Feb. 7, 2020 —
Publicly Released: February 12, 2020
This Lead Inspector General (Lead IG) report to the United States Congress is the 9th quarterly report on Operation Pacific Eagle-Philippines (OPE-P), the overseas contingency operation to support the Armed Forces of the Philippines’ fight against ISIS affiliates and other terrorist organizations. This report summarizes significant events related to this operation and describes ongoing and planned Lead IG and partner agency oversight work, and covers the period from October 1, 2019, to December 31, 2019.
This quarter, ISIS-East Asia (ISIS-EA) carried out terrorist attacks against civilians and engaged in combat with the Armed Forces of the Philippines (AFP). This fighting resulted in the capture of terrorist camps and weapons by the AFP but also led to the displacement of nearly 50,000 civilians.
While there was no significant change in the strength, capabilities, territory, or leadership of the Philippine ISIS affiliates, these terrorist groups, which range in size from several dozen to several hundred members, remain a destabilizing influence in an already volatile region. U.S. forces continue to advise and assist their Philippine partners in counterterrorism operations, particularly in intelligence, surveillance, and reconnaissance.
This quarter the Philippine government announced that, despite the threat still posed by ISIS-EA, regional stability had improved sufficiently for the government to end martial law in the southern Philippines.

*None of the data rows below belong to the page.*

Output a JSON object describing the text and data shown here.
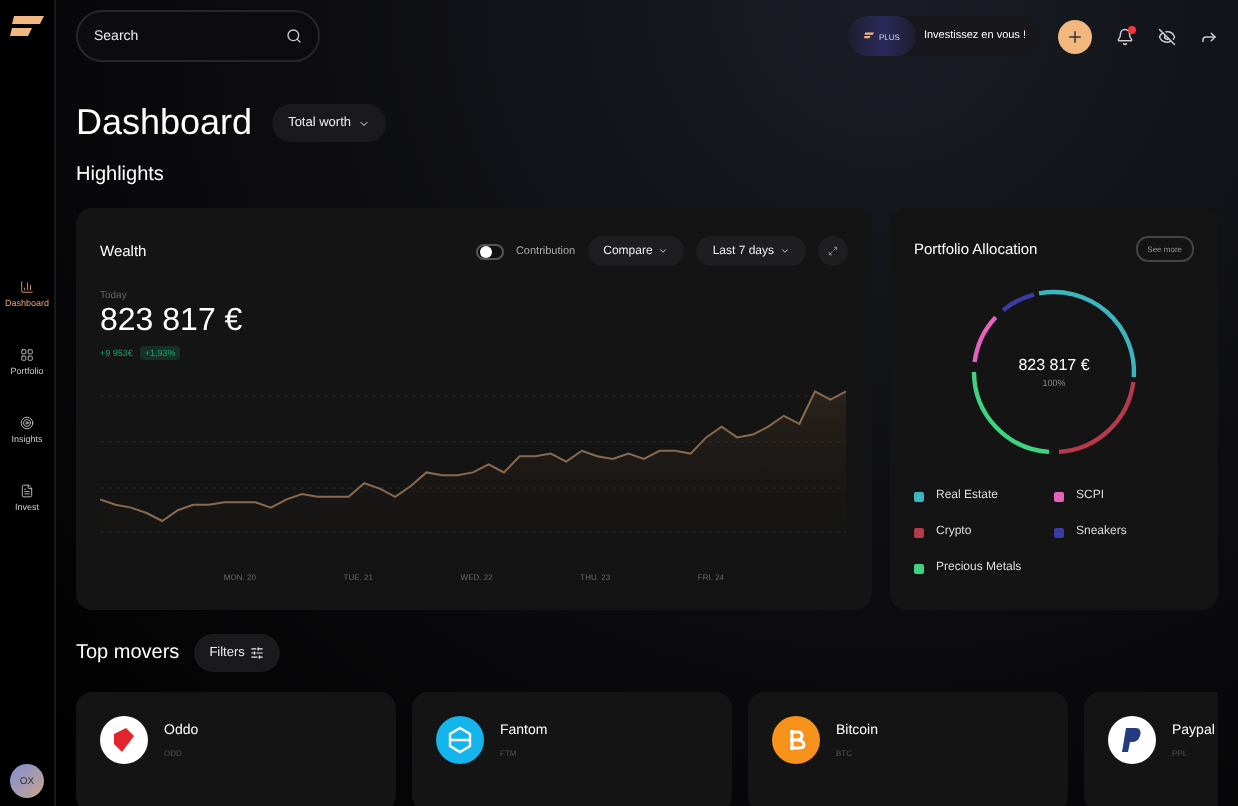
{
  "sidebar": {
    "items": [
      {
        "label": "Dashboard",
        "selected": true
      },
      {
        "label": "Portfolio",
        "selected": false
      },
      {
        "label": "Insights",
        "selected": false
      },
      {
        "label": "Invest",
        "selected": false
      }
    ],
    "avatar": "OX"
  },
  "topbar": {
    "search": {
      "placeholder": "Search"
    },
    "promo": {
      "badge": "PLUS",
      "text": "Investissez en vous !"
    },
    "notification_unread": true
  },
  "header": {
    "title": "Dashboard",
    "selector": "Total worth"
  },
  "highlights": {
    "title": "Highlights",
    "wealth": {
      "title": "Wealth",
      "contribution": {
        "label": "Contribution",
        "on": false
      },
      "compare": "Compare",
      "period": "Last 7 days",
      "caption": "Today",
      "value": "823 817 €",
      "change": "+9 953€",
      "change_pct": "+1,93%",
      "x_labels": [
        "MON. 20",
        "TUE. 21",
        "WED. 22",
        "THU. 23",
        "FRI. 24"
      ]
    },
    "allocation": {
      "title": "Portfolio Allocation",
      "see_more": "See more",
      "total": "823 817 €",
      "share": "100%",
      "legend": [
        {
          "label": "Real Estate",
          "color": "#3db5bf"
        },
        {
          "label": "SCPI",
          "color": "#e463bd"
        },
        {
          "label": "Crypto",
          "color": "#b53a4c"
        },
        {
          "label": "Sneakers",
          "color": "#3b3ba6"
        },
        {
          "label": "Precious Metals",
          "color": "#3fd27f"
        }
      ]
    }
  },
  "top_movers": {
    "title": "Top movers",
    "filter": "Filters",
    "items": [
      {
        "name": "Oddo",
        "ticker": "ODD"
      },
      {
        "name": "Fantom",
        "ticker": "FTM"
      },
      {
        "name": "Bitcoin",
        "ticker": "BTC"
      },
      {
        "name": "Paypal",
        "ticker": "PPL"
      }
    ]
  }
}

However, the AFP announced that although martial law had been lifted, the Philippine military and police will maintain an active counterterrorism mission in the region.

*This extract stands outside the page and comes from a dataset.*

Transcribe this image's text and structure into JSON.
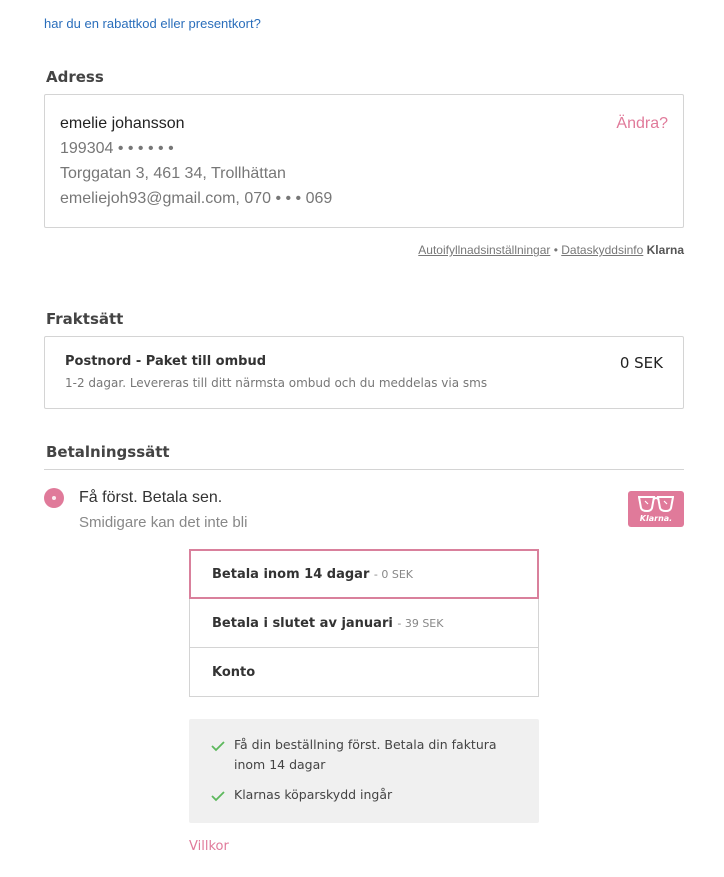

Reconstruction of the southern Philippine city of Marawi, devastated by the 2017 battle between ISIS-EA and the AFP, continued to be delayed this quarter due to multiple government corruption scandals. The U.S. Embassy in Manila assessed that the lack of progress in rebuilding the city generated public discontent, which may contribute to terrorist anti-government narratives. This quarter, USAID stated that it would wind down its post-siege Marawi recovery efforts and refocus its efforts in the region on governance and civic engagement.
Seventeen Lead IG and partner agency oversight projects related to OPE-P were ongoing, and seven were planned, as of December 31, 2019.
Section 8L of the Inspector General Act of 1978 provides a mandate for the three Lead IG agencies—the Department of Defense, DoS, and USAID Offices of Inspector General—to work together to develop and carry out joint, comprehensive, and strategic oversight. Each Inspector General retains statutory independence, but together they apply their extensive regional experience and in-depth institutional knowledge to conduct whole-of-government oversight of this overseas contingency operation.